## Description of the task
This exercise calls for copying every line below that holds the word "Lịch".

(Stored entries)
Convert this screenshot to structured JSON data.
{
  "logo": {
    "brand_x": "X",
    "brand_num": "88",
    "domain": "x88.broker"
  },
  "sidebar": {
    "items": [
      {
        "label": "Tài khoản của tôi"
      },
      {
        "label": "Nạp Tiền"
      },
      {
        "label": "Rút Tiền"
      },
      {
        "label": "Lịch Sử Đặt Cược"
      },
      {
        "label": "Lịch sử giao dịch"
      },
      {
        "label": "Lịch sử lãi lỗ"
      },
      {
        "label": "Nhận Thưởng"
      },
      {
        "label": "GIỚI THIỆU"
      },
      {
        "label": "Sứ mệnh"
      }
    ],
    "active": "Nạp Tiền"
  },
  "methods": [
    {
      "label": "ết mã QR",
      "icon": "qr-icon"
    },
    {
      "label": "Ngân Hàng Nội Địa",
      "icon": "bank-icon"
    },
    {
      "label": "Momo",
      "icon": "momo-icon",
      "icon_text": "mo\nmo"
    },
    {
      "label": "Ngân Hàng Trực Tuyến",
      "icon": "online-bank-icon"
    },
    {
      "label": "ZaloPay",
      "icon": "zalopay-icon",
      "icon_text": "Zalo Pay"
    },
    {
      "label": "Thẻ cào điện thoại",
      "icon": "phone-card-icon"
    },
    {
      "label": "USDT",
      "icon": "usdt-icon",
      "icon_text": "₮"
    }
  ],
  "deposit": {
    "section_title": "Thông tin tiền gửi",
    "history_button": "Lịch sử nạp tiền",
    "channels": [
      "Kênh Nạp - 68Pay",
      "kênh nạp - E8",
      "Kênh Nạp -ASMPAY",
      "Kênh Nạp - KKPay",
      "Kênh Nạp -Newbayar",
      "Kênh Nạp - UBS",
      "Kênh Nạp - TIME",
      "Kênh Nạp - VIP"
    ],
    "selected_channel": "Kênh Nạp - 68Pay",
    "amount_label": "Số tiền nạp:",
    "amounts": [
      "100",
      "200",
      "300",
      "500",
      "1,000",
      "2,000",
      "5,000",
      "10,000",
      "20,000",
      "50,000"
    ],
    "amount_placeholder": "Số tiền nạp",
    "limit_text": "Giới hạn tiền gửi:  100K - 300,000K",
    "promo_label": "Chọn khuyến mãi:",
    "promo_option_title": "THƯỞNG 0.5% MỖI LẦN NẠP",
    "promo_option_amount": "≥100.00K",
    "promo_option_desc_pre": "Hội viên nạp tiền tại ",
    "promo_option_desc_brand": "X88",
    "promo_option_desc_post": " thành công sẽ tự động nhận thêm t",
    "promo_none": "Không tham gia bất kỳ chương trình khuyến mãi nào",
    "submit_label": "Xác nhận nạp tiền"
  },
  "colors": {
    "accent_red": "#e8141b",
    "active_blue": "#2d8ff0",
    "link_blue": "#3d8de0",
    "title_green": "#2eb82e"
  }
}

## Written solution
        "label": "Lịch Sử Đặt Cược"
        "label": "Lịch sử giao dịch"
        "label": "Lịch sử lãi lỗ"
    "history_button": "Lịch sử nạp tiền",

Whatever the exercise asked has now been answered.